═══ Exercise material
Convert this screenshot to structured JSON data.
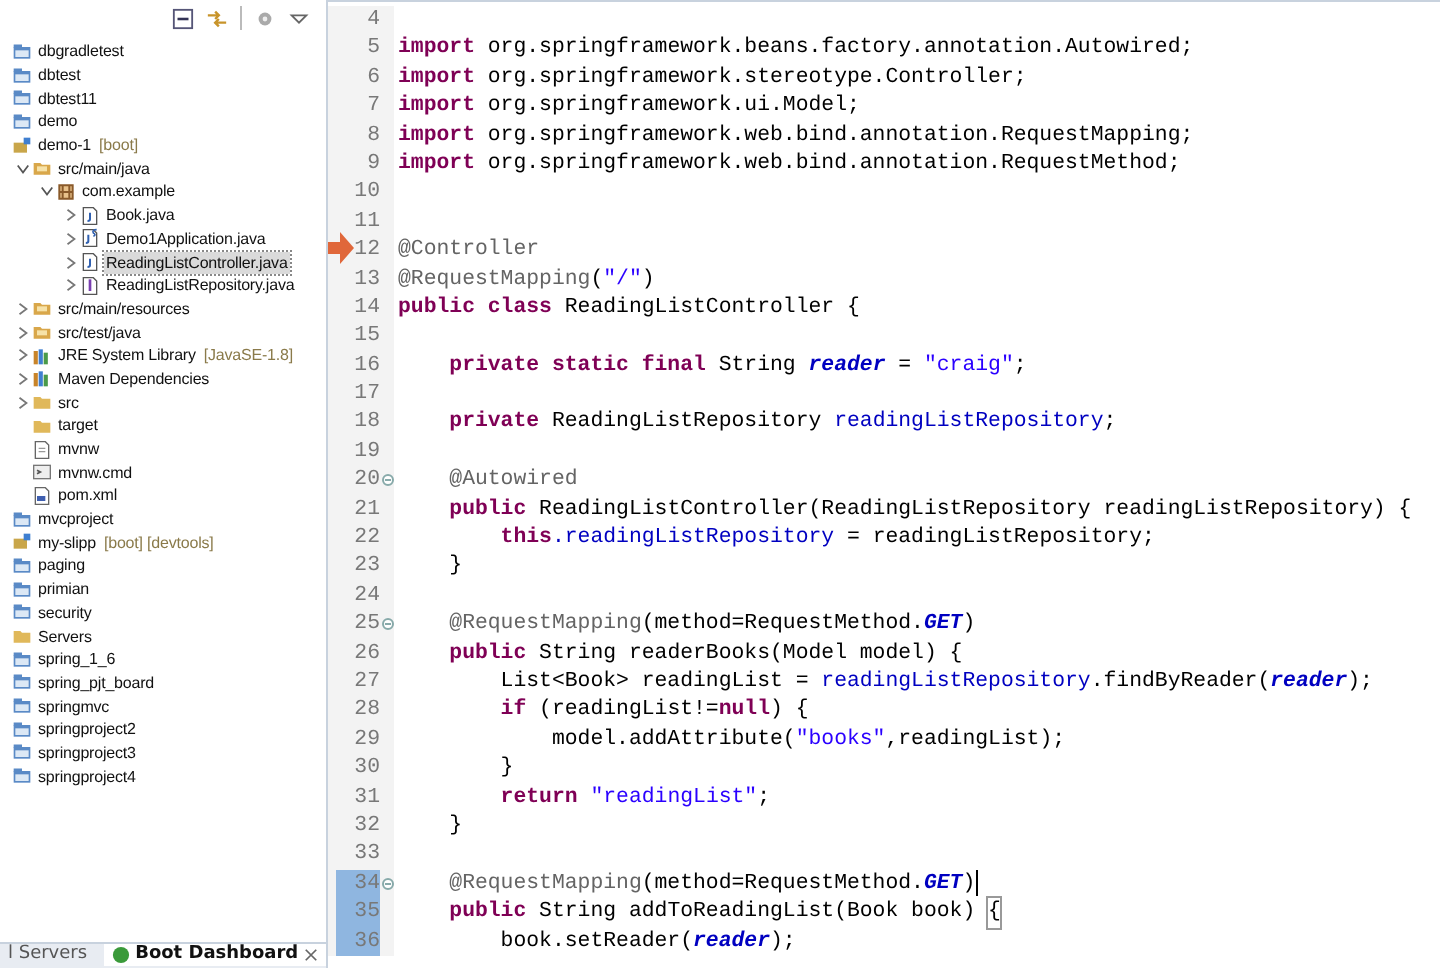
{
  "explorer": {
    "tree": [
      {
        "label": "dbgradletest",
        "kind": "project"
      },
      {
        "label": "dbtest",
        "kind": "project"
      },
      {
        "label": "dbtest11",
        "kind": "project"
      },
      {
        "label": "demo",
        "kind": "project"
      },
      {
        "label": "demo-1",
        "decoration": "[boot]",
        "kind": "boot-project",
        "children": [
          {
            "label": "src/main/java",
            "kind": "source-folder",
            "expanded": true,
            "children": [
              {
                "label": "com.example",
                "kind": "package",
                "expanded": true,
                "children": [
                  {
                    "label": "Book.java",
                    "kind": "java",
                    "expanded": false,
                    "selected": false
                  },
                  {
                    "label": "Demo1Application.java",
                    "kind": "boot-java",
                    "expanded": false,
                    "selected": false
                  },
                  {
                    "label": "ReadingListController.java",
                    "kind": "java",
                    "expanded": false,
                    "selected": true
                  },
                  {
                    "label": "ReadingListRepository.java",
                    "kind": "interface",
                    "expanded": false,
                    "selected": false
                  }
                ]
              }
            ]
          },
          {
            "label": "src/main/resources",
            "kind": "source-folder",
            "expanded": false
          },
          {
            "label": "src/test/java",
            "kind": "source-folder",
            "expanded": false
          },
          {
            "label": "JRE System Library",
            "decoration": "[JavaSE-1.8]",
            "kind": "library",
            "expanded": false
          },
          {
            "label": "Maven Dependencies",
            "kind": "library",
            "expanded": false
          },
          {
            "label": "src",
            "kind": "folder",
            "expanded": false
          },
          {
            "label": "target",
            "kind": "folder"
          },
          {
            "label": "mvnw",
            "kind": "file"
          },
          {
            "label": "mvnw.cmd",
            "kind": "cmd"
          },
          {
            "label": "pom.xml",
            "kind": "xml"
          }
        ]
      },
      {
        "label": "mvcproject",
        "kind": "project"
      },
      {
        "label": "my-slipp",
        "decoration": "[boot] [devtools]",
        "kind": "boot-project"
      },
      {
        "label": "paging",
        "kind": "project"
      },
      {
        "label": "primian",
        "kind": "project"
      },
      {
        "label": "security",
        "kind": "project"
      },
      {
        "label": "Servers",
        "kind": "folder"
      },
      {
        "label": "spring_1_6",
        "kind": "project"
      },
      {
        "label": "spring_pjt_board",
        "kind": "project"
      },
      {
        "label": "springmvc",
        "kind": "project"
      },
      {
        "label": "springproject2",
        "kind": "project"
      },
      {
        "label": "springproject3",
        "kind": "project"
      },
      {
        "label": "springproject4",
        "kind": "project"
      }
    ]
  },
  "bottom_tabs": [
    {
      "label": "l Servers",
      "selected": false
    },
    {
      "label": "Boot Dashboard",
      "selected": true
    }
  ],
  "editor": {
    "lines": [
      {
        "number": "4"
      },
      {
        "number": "5",
        "tokens": [
          {
            "text": "import",
            "kind": "kw"
          },
          {
            "text": " org.springframework.beans.factory.annotation.Autowired;",
            "kind": "plain"
          }
        ]
      },
      {
        "number": "6",
        "tokens": [
          {
            "text": "import",
            "kind": "kw"
          },
          {
            "text": " org.springframework.stereotype.Controller;",
            "kind": "plain"
          }
        ]
      },
      {
        "number": "7",
        "tokens": [
          {
            "text": "import",
            "kind": "kw"
          },
          {
            "text": " org.springframework.ui.Model;",
            "kind": "plain"
          }
        ]
      },
      {
        "number": "8",
        "tokens": [
          {
            "text": "import",
            "kind": "kw"
          },
          {
            "text": " org.springframework.web.bind.annotation.RequestMapping;",
            "kind": "plain"
          }
        ]
      },
      {
        "number": "9",
        "tokens": [
          {
            "text": "import",
            "kind": "kw"
          },
          {
            "text": " org.springframework.web.bind.annotation.RequestMethod;",
            "kind": "plain"
          }
        ]
      },
      {
        "number": "10"
      },
      {
        "number": "11"
      },
      {
        "number": "12",
        "tokens": [
          {
            "text": "@Controller",
            "kind": "ann"
          }
        ]
      },
      {
        "number": "13",
        "tokens": [
          {
            "text": "@RequestMapping",
            "kind": "ann"
          },
          {
            "text": "(",
            "kind": "plain"
          },
          {
            "text": "\"/\"",
            "kind": "str"
          },
          {
            "text": ")",
            "kind": "plain"
          }
        ]
      },
      {
        "number": "14",
        "tokens": [
          {
            "text": "public class",
            "kind": "kw"
          },
          {
            "text": " ReadingListController {",
            "kind": "plain"
          }
        ]
      },
      {
        "number": "15"
      },
      {
        "number": "16",
        "tokens": [
          {
            "text": "    private static final",
            "kind": "kw"
          },
          {
            "text": " String ",
            "kind": "plain"
          },
          {
            "text": "reader",
            "kind": "static"
          },
          {
            "text": " = ",
            "kind": "plain"
          },
          {
            "text": "\"craig\"",
            "kind": "str"
          },
          {
            "text": ";",
            "kind": "plain"
          }
        ]
      },
      {
        "number": "17"
      },
      {
        "number": "18",
        "tokens": [
          {
            "text": "    private",
            "kind": "kw"
          },
          {
            "text": " ReadingListRepository ",
            "kind": "plain"
          },
          {
            "text": "readingListRepository",
            "kind": "field"
          },
          {
            "text": ";",
            "kind": "plain"
          }
        ]
      },
      {
        "number": "19"
      },
      {
        "number": "20",
        "fold": true,
        "tokens": [
          {
            "text": "    @Autowired",
            "kind": "ann"
          }
        ]
      },
      {
        "number": "21",
        "tokens": [
          {
            "text": "    public",
            "kind": "kw"
          },
          {
            "text": " ReadingListController(ReadingListRepository readingListRepository) {",
            "kind": "plain"
          }
        ]
      },
      {
        "number": "22",
        "tokens": [
          {
            "text": "        this",
            "kind": "kw"
          },
          {
            "text": ".readingListRepository",
            "kind": "field"
          },
          {
            "text": " = readingListRepository;",
            "kind": "plain"
          }
        ]
      },
      {
        "number": "23",
        "tokens": [
          {
            "text": "    }",
            "kind": "plain"
          }
        ]
      },
      {
        "number": "24"
      },
      {
        "number": "25",
        "fold": true,
        "tokens": [
          {
            "text": "    @RequestMapping",
            "kind": "ann"
          },
          {
            "text": "(method=RequestMethod.",
            "kind": "plain"
          },
          {
            "text": "GET",
            "kind": "static"
          },
          {
            "text": ")",
            "kind": "plain"
          }
        ]
      },
      {
        "number": "26",
        "tokens": [
          {
            "text": "    public",
            "kind": "kw"
          },
          {
            "text": " String readerBooks(Model model) {",
            "kind": "plain"
          }
        ]
      },
      {
        "number": "27",
        "tokens": [
          {
            "text": "        List<Book> readingList = ",
            "kind": "plain"
          },
          {
            "text": "readingListRepository",
            "kind": "field"
          },
          {
            "text": ".findByReader(",
            "kind": "plain"
          },
          {
            "text": "reader",
            "kind": "static"
          },
          {
            "text": ");",
            "kind": "plain"
          }
        ]
      },
      {
        "number": "28",
        "tokens": [
          {
            "text": "        if",
            "kind": "kw"
          },
          {
            "text": " (readingList!=",
            "kind": "plain"
          },
          {
            "text": "null",
            "kind": "kw"
          },
          {
            "text": ") {",
            "kind": "plain"
          }
        ]
      },
      {
        "number": "29",
        "tokens": [
          {
            "text": "            model.addAttribute(",
            "kind": "plain"
          },
          {
            "text": "\"books\"",
            "kind": "str"
          },
          {
            "text": ",readingList);",
            "kind": "plain"
          }
        ]
      },
      {
        "number": "30",
        "tokens": [
          {
            "text": "        }",
            "kind": "plain"
          }
        ]
      },
      {
        "number": "31",
        "tokens": [
          {
            "text": "        return ",
            "kind": "kw"
          },
          {
            "text": "\"readingList\"",
            "kind": "str"
          },
          {
            "text": ";",
            "kind": "plain"
          }
        ]
      },
      {
        "number": "32",
        "tokens": [
          {
            "text": "    }",
            "kind": "plain"
          }
        ]
      },
      {
        "number": "33"
      },
      {
        "number": "34",
        "fold": true,
        "changed": true,
        "cursor": true,
        "tokens": [
          {
            "text": "    @RequestMapping",
            "kind": "ann"
          },
          {
            "text": "(method=RequestMethod.",
            "kind": "plain"
          },
          {
            "text": "GET",
            "kind": "static"
          },
          {
            "text": ")",
            "kind": "plain"
          }
        ]
      },
      {
        "number": "35",
        "changed": true,
        "tokens": [
          {
            "text": "    public",
            "kind": "kw"
          },
          {
            "text": " String addToReadingList(Book book) ",
            "kind": "plain"
          },
          {
            "text": "{",
            "kind": "bracket-match"
          }
        ]
      },
      {
        "number": "36",
        "changed": true,
        "tokens": [
          {
            "text": "        book.setReader(",
            "kind": "plain"
          },
          {
            "text": "reader",
            "kind": "static"
          },
          {
            "text": ");",
            "kind": "plain"
          }
        ]
      }
    ]
  }
}
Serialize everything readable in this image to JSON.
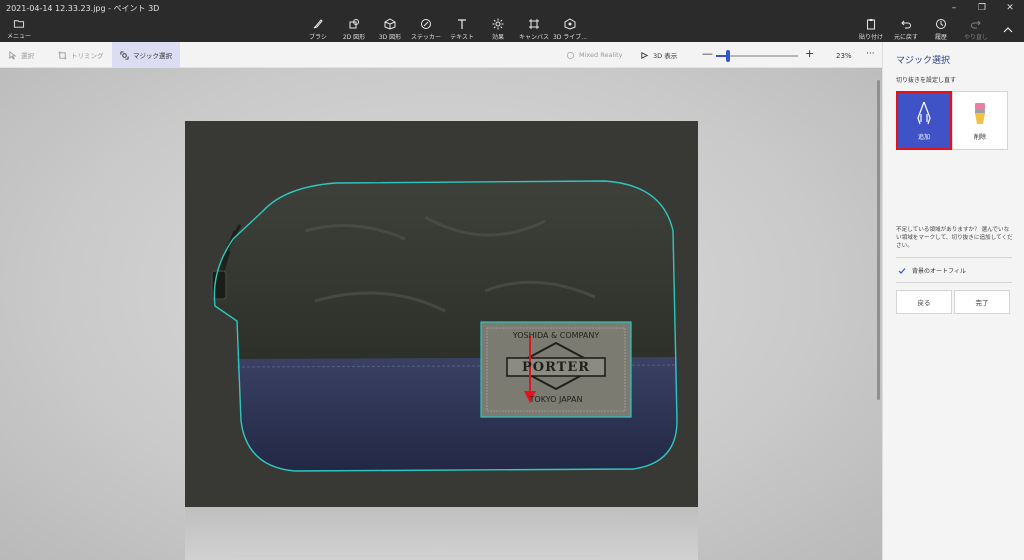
{
  "window": {
    "title": "2021-04-14 12.33.23.jpg - ペイント 3D",
    "controls": [
      "minimize",
      "maximize",
      "close"
    ]
  },
  "toolbar": {
    "menu_label": "メニュー",
    "tools": [
      {
        "label": "ブラシ",
        "icon": "brush-icon"
      },
      {
        "label": "2D 図形",
        "icon": "2d-shapes-icon"
      },
      {
        "label": "3D 図形",
        "icon": "3d-shapes-icon"
      },
      {
        "label": "ステッカー",
        "icon": "sticker-icon"
      },
      {
        "label": "テキスト",
        "icon": "text-icon"
      },
      {
        "label": "効果",
        "icon": "effects-icon"
      },
      {
        "label": "キャンバス",
        "icon": "canvas-icon"
      },
      {
        "label": "3D ライブ...",
        "icon": "3d-library-icon"
      }
    ],
    "right_tools": [
      {
        "label": "貼り付け",
        "icon": "paste-icon",
        "enabled": true
      },
      {
        "label": "元に戻す",
        "icon": "undo-icon",
        "enabled": true
      },
      {
        "label": "履歴",
        "icon": "history-icon",
        "enabled": true
      },
      {
        "label": "やり直し",
        "icon": "redo-icon",
        "enabled": false
      }
    ]
  },
  "subbar": {
    "select_label": "選択",
    "crop_label": "トリミング",
    "magic_select_label": "マジック選択",
    "mixed_reality_label": "Mixed Reality",
    "view3d_label": "3D 表示",
    "zoom_minus": "—",
    "zoom_plus": "+",
    "zoom_value": "23%",
    "zoom_level": 0.15,
    "more": "···"
  },
  "photo": {
    "tag_line1": "YOSHIDA & COMPANY",
    "tag_brand": "PORTER",
    "tag_line2": "TOKYO  JAPAN"
  },
  "panel": {
    "title": "マジック選択",
    "subtitle": "切り抜きを設定し直す",
    "add_label": "追加",
    "remove_label": "削除",
    "hint": "不足している領域がありますか？ 選んでいない領域をマークして、切り抜きに追加してください。",
    "autofill_label": "背景のオートフィル",
    "back_label": "戻る",
    "done_label": "完了"
  },
  "colors": {
    "accent": "#3f53c7",
    "highlight_box": "#e0141c",
    "selection_outline": "#2ec7c0",
    "arrow": "#e0141c"
  }
}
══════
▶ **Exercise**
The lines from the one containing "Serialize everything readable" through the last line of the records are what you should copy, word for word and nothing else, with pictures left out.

▶ **Completed task**
Serialize everything readable in this image to JSON.
{
  "window": {
    "title": "2021-04-14 12.33.23.jpg - ペイント 3D",
    "controls": [
      "minimize",
      "maximize",
      "close"
    ]
  },
  "toolbar": {
    "menu_label": "メニュー",
    "tools": [
      {
        "label": "ブラシ",
        "icon": "brush-icon"
      },
      {
        "label": "2D 図形",
        "icon": "2d-shapes-icon"
      },
      {
        "label": "3D 図形",
        "icon": "3d-shapes-icon"
      },
      {
        "label": "ステッカー",
        "icon": "sticker-icon"
      },
      {
        "label": "テキスト",
        "icon": "text-icon"
      },
      {
        "label": "効果",
        "icon": "effects-icon"
      },
      {
        "label": "キャンバス",
        "icon": "canvas-icon"
      },
      {
        "label": "3D ライブ...",
        "icon": "3d-library-icon"
      }
    ],
    "right_tools": [
      {
        "label": "貼り付け",
        "icon": "paste-icon",
        "enabled": true
      },
      {
        "label": "元に戻す",
        "icon": "undo-icon",
        "enabled": true
      },
      {
        "label": "履歴",
        "icon": "history-icon",
        "enabled": true
      },
      {
        "label": "やり直し",
        "icon": "redo-icon",
        "enabled": false
      }
    ]
  },
  "subbar": {
    "select_label": "選択",
    "crop_label": "トリミング",
    "magic_select_label": "マジック選択",
    "mixed_reality_label": "Mixed Reality",
    "view3d_label": "3D 表示",
    "zoom_minus": "—",
    "zoom_plus": "+",
    "zoom_value": "23%",
    "zoom_level": 0.15,
    "more": "···"
  },
  "photo": {
    "tag_line1": "YOSHIDA & COMPANY",
    "tag_brand": "PORTER",
    "tag_line2": "TOKYO  JAPAN"
  },
  "panel": {
    "title": "マジック選択",
    "subtitle": "切り抜きを設定し直す",
    "add_label": "追加",
    "remove_label": "削除",
    "hint": "不足している領域がありますか？ 選んでいない領域をマークして、切り抜きに追加してください。",
    "autofill_label": "背景のオートフィル",
    "back_label": "戻る",
    "done_label": "完了"
  },
  "colors": {
    "accent": "#3f53c7",
    "highlight_box": "#e0141c",
    "selection_outline": "#2ec7c0",
    "arrow": "#e0141c"
  }
}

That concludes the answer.